Import with Internal Loops


With Internal Loop, a counter increments cell A1 and the worksheet executes functions until an error occurs. You can import data lists easily in this manner. The exercise below demonstrates how this process works.

Preparatory work
We start by adding the region “Russia” in the Modeler. Do not worry about consolidating it to “Europe”; right now we are only interested in demonstrating the functionality.

Then open the “testimport.txt” file using Excel. This in the following folder as a default: C:\Users\Public\Documents\Jedox\Jedox Suite.

You have to make a few changes in the document. First, save the file under the name “Russia.xlsx”. Proceed as follows:

  • Select column A, and insert a blank column.
  • Select rows 1 and 2, and insert blank rows.
  • Starting at cell B59 delete all following rows.
  • Change the text from “Austria” to “Russia” in column B:  Select the area B3:B58, and then press CTRL+H. Enter the text, and click “Replace all”.
  • Change the text from “Planned” to “Budget” in column F: Select the area F3:F58, and then press CTRL+H. Enter the text, and click “Replace all”.
  • Change the month names to English spelling in column E. Using the method just described, replace “Mrz, Mai, Okt and Dez” with “Mar, May, Oct and Dec” in E3:E58.

Save the file again.
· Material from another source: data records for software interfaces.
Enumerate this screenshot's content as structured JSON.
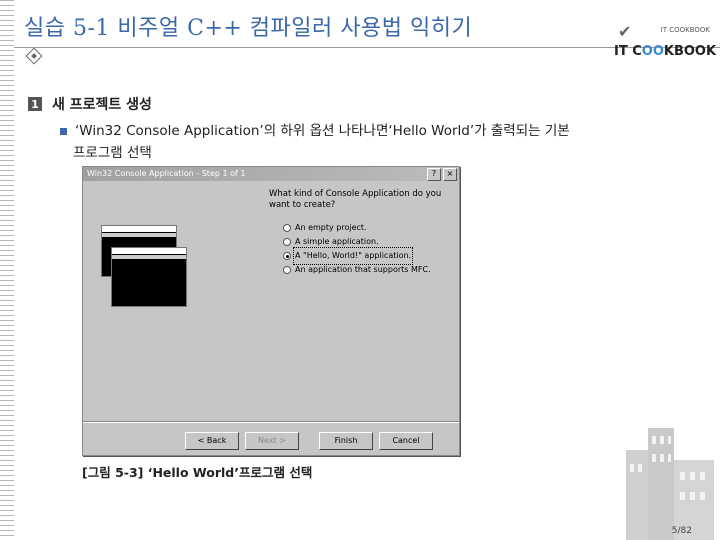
{
  "slide": {
    "title": "실습 5-1 비주얼 C++ 컴파일러 사용법 익히기",
    "logo": {
      "subtitle": "IT COOKBOOK",
      "main_prefix": "IT C",
      "main_oo": "OO",
      "main_suffix": "KBOOK"
    },
    "section": {
      "number": "1",
      "heading": "새 프로젝트 생성"
    },
    "bullet": {
      "line1": "‘Win32 Console Application’의 하위 옵션 나타나면‘Hello World’가 출력되는 기본",
      "line2": "프로그램 선택"
    },
    "caption": "[그림 5-3] ‘Hello World’프로그램 선택",
    "page_number": "5/82"
  },
  "dialog": {
    "title": "Win32 Console Application - Step 1 of 1",
    "window_buttons": [
      "?",
      "×"
    ],
    "question": "What kind of Console Application do you want to create?",
    "options": [
      {
        "label": "An empty project.",
        "selected": false
      },
      {
        "label": "A simple application.",
        "selected": false
      },
      {
        "label": "A \"Hello, World!\" application.",
        "selected": true
      },
      {
        "label": "An application that supports MFC.",
        "selected": false
      }
    ],
    "buttons": {
      "back": "< Back",
      "next": "Next >",
      "finish": "Finish",
      "cancel": "Cancel"
    }
  }
}
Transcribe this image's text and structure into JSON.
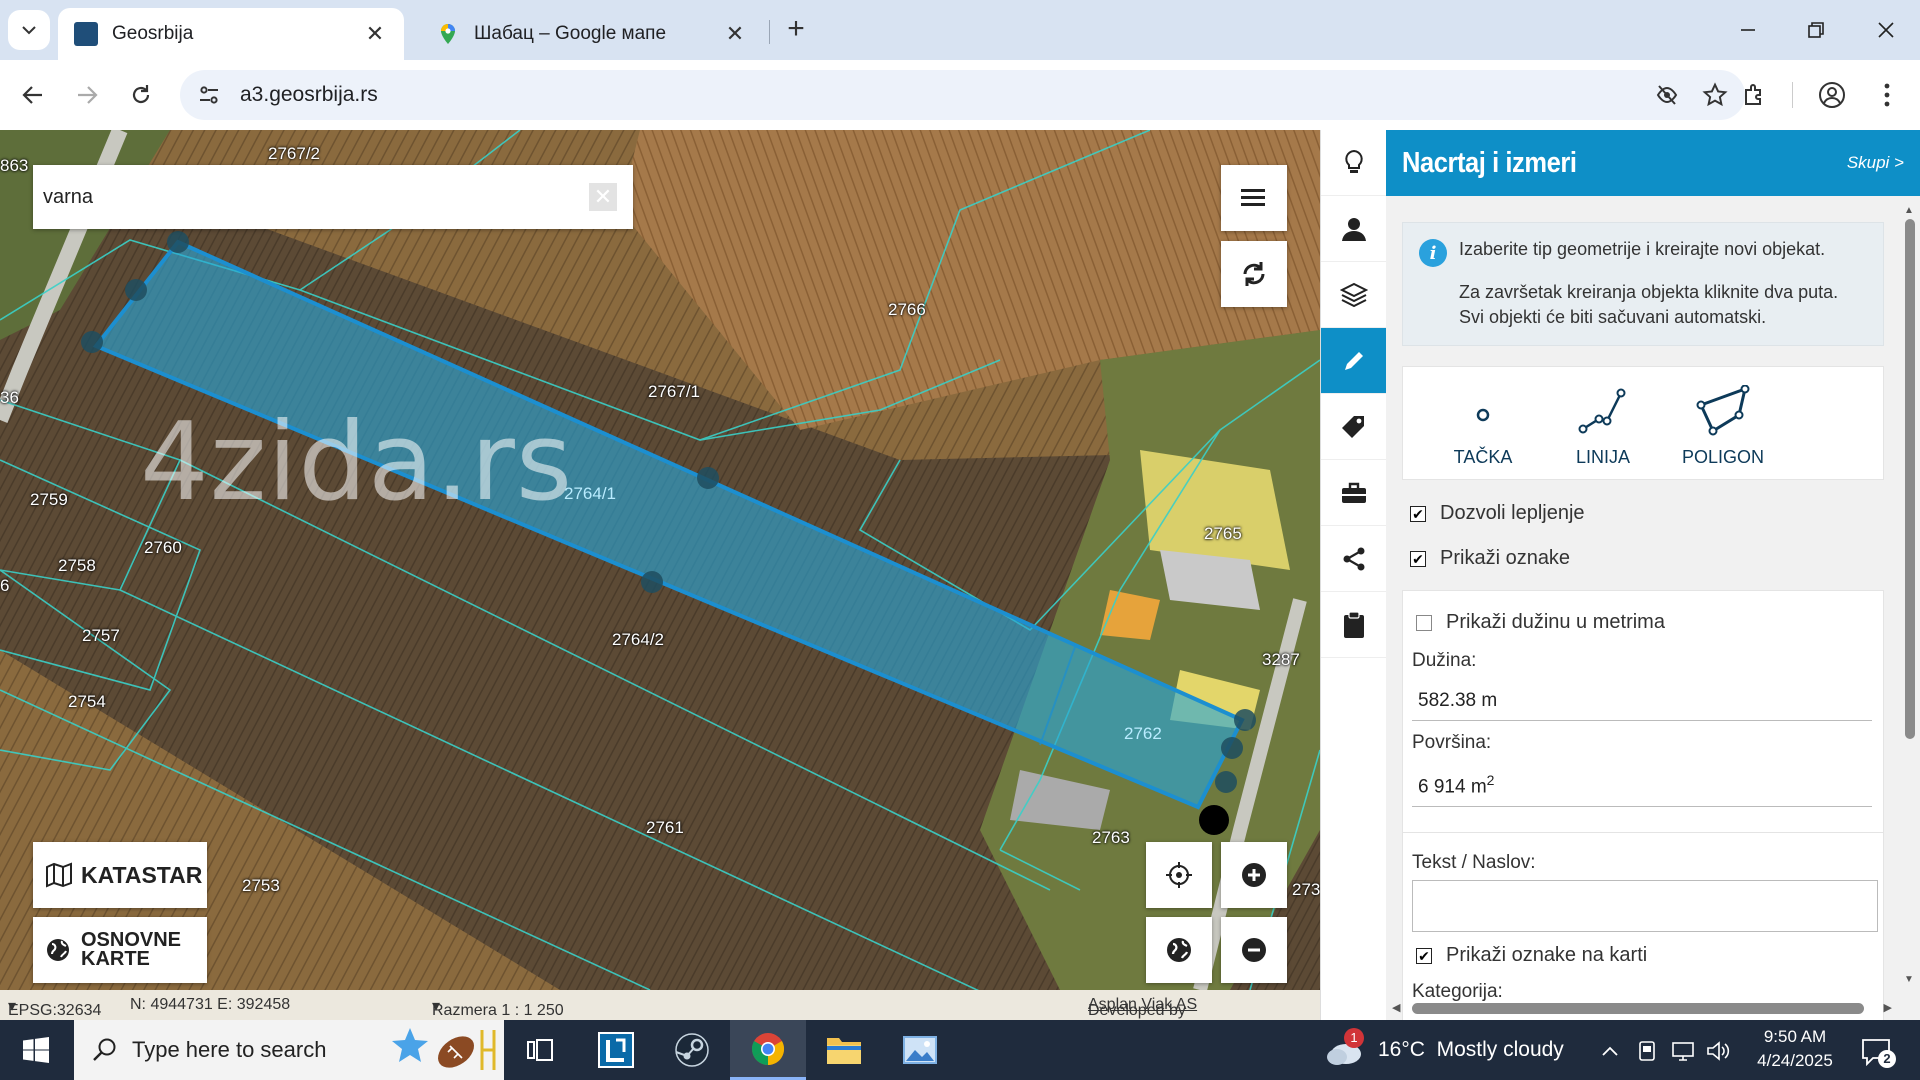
{
  "browser": {
    "tabs": [
      {
        "title": "Geosrbija",
        "active": true,
        "favicon": "geosrbija-favicon"
      },
      {
        "title": "Шабац – Google мапе",
        "active": false,
        "favicon": "google-maps-pin-icon"
      }
    ],
    "url": "a3.geosrbija.rs"
  },
  "map": {
    "search": {
      "value": "varna"
    },
    "watermark": "4zida.rs",
    "parcels": [
      {
        "id": "2767/2"
      },
      {
        "id": "863"
      },
      {
        "id": "2766"
      },
      {
        "id": "2767/1"
      },
      {
        "id": "36"
      },
      {
        "id": "2764/1",
        "selected": true
      },
      {
        "id": "2759"
      },
      {
        "id": "2760"
      },
      {
        "id": "2758"
      },
      {
        "id": "6"
      },
      {
        "id": "2765"
      },
      {
        "id": "2757"
      },
      {
        "id": "2764/2"
      },
      {
        "id": "2754"
      },
      {
        "id": "3287"
      },
      {
        "id": "2762",
        "selected": true
      },
      {
        "id": "2761"
      },
      {
        "id": "2763"
      },
      {
        "id": "2753"
      },
      {
        "id": "273"
      }
    ],
    "layer_buttons": {
      "cadastre": "KATASTAR",
      "basemaps_line1": "OSNOVNE",
      "basemaps_line2": "KARTE"
    },
    "footer": {
      "projection": "EPSG:32634",
      "coordinates": "N: 4944731 E: 392458",
      "scale": "Razmera 1 : 1 250",
      "developed_by": "Developed by",
      "developer": "Asplan Viak AS"
    }
  },
  "panel": {
    "title": "Nacrtaj i izmeri",
    "collapse_label": "Skupi >",
    "info_line1": "Izaberite tip geometrije i kreirajte novi objekat.",
    "info_line2": "Za završetak kreiranja objekta kliknite dva puta.",
    "info_line3": "Svi objekti će biti sačuvani automatski.",
    "geometry_types": [
      {
        "label": "TAČKA",
        "icon": "point-icon"
      },
      {
        "label": "LINIJA",
        "icon": "line-icon"
      },
      {
        "label": "POLIGON",
        "icon": "polygon-icon"
      }
    ],
    "allow_snapping": {
      "label": "Dozvoli lepljenje",
      "checked": true
    },
    "show_labels": {
      "label": "Prikaži oznake",
      "checked": true
    },
    "show_length_meters": {
      "label": "Prikaži dužinu u metrima",
      "checked": false
    },
    "length": {
      "label": "Dužina:",
      "value": "582.38 m"
    },
    "area": {
      "label": "Površina:",
      "value": "6 914 m",
      "unit_sup": "2"
    },
    "text_title": {
      "label": "Tekst / Naslov:",
      "value": ""
    },
    "show_labels_on_map": {
      "label": "Prikaži oznake na karti",
      "checked": true
    },
    "category": {
      "label": "Kategorija:"
    }
  },
  "taskbar": {
    "search_placeholder": "Type here to search",
    "weather": "16°C  Mostly cloudy",
    "weather_badge": "1",
    "time": "9:50 AM",
    "date": "4/24/2025",
    "notifications": "2"
  },
  "colors": {
    "accent": "#0e8fc7",
    "selection_fill": "#2aa6d8",
    "taskbar": "#1f2b3d"
  }
}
You should now have a file with a total of 56 data records starting with cell B3. Consequently, the loop must end after the 56th data record has been processed or when the 57th data record is read.

The “Russia.xls” file now appears as follows (excerpt):

Create the following view with “Paste View” in a blank Excel worksheet: drag the “Products” into the Row titles, and select the notebooks displayed above.
Transfer “Months” into the Column titles, and select the individual months. After the pasting, please also switch “Europe” to “Russia” and “Versions” to “Budget” (under “Variance”). This makes it possible for you to check how the loop is processed.

Return to the Russia.xls file, then go to cell B1 and insert the following function:

Insert in C1:

Insert in D1:

Insert in E1:

Insert in F1:

Insert in G1:

Insert in H1:

We are using here the Excel function OFFSET() in the cells B1 to H1 to return the reference values of a defined area. Its form is OFFSET(reference,rows,cols). Starting with cell B3 as the reference, the OFFSET function will choose the row that is the result of the start reference + the current value of A1-1. Because A1 is still currently blank, the result = “DIV/0”. The value behind “$A$1-1” states whether the start cell is in cell B3 or a column moved by “X”.

The formula in cell B1 is:  =If(OFFSET($B$3,$A$1-1,0)<>””,”Please wait…”,10/0)

The IF query checks whether the value in B3 is blank (<>””). As long as B3 is not empty, B1 displays “Please wait…”. Otherwise an error is evoked in B1, because 10 divided by 0 results in “#DIV/0”, and with this error the process is aborted.

The formula in cells C1 to H1 states (using the example of D1): =OFFSET($B$3,$A$1-1,1)

This formula is identical for all cells. The only difference is in the last part of the formula. Here you define whether the reference value should be taken from a column moved by “X”. Consequently, the formula states:
Start reference = $B$3
Counter = $A$1-1 = move the start reference by the number resulting from A1-1
Return: the column (+1), which follows the start reference + counter, i.e. column “C” in this case.

Russia.xls now appears as follows:

Cell I1 should contain the formula that writes your data into the “Sales” cube. You are already familiar with the procedure.
Insert a PALO.SETDATA formula in cell “I1” using Paste Data Function.
The following formula results (see formula bar):

=PALO.SETDATA(value,FALSE,”localhost/Demo”,”Sales”,”All Products”,”Europe”,”Year”,”2002″,”Variance”,”Units”)

Now replace “value” with H1, “All Products” with D1, “Europe” with C1, “Year” with F1, “2002” with E1, and “Variance” with G1.

As long as cell A1 is still blank, the formulas in the area B1:I1 return errors messages or “0”. If you enter “1” in A1, you obtain the following:

If the OFFSET function is executed in C1 to H1, you obtain the values of B3 to G3. If you enter “2” in A1 instead, you obtain the values B4 to G4.

Importing in Jedox
Of course, it would not be very convenient if you now had to enter all values from 1 to 56 manually into cell A1. Delete the value entered in cell A1, and start the Import Wizard. Then select “Internal Loop” and click Next. You will get the following view:

The Data Import Wizard has entered 1 in A1. If you click Continue, you will see the individual rows being imported. After you have verified that everything is being imported by clicking on Next a few times, hit Finish. The function  in I1 writes the values  in the addressed cell cube.
The import ends when 57 appears as your value in A1. B1 with “DIV/0” ensures that the process is aborted.

Take a look at the overview that you created in a blank worksheet earlier. You can see that all 56 data records have been imported into the Jedox cube.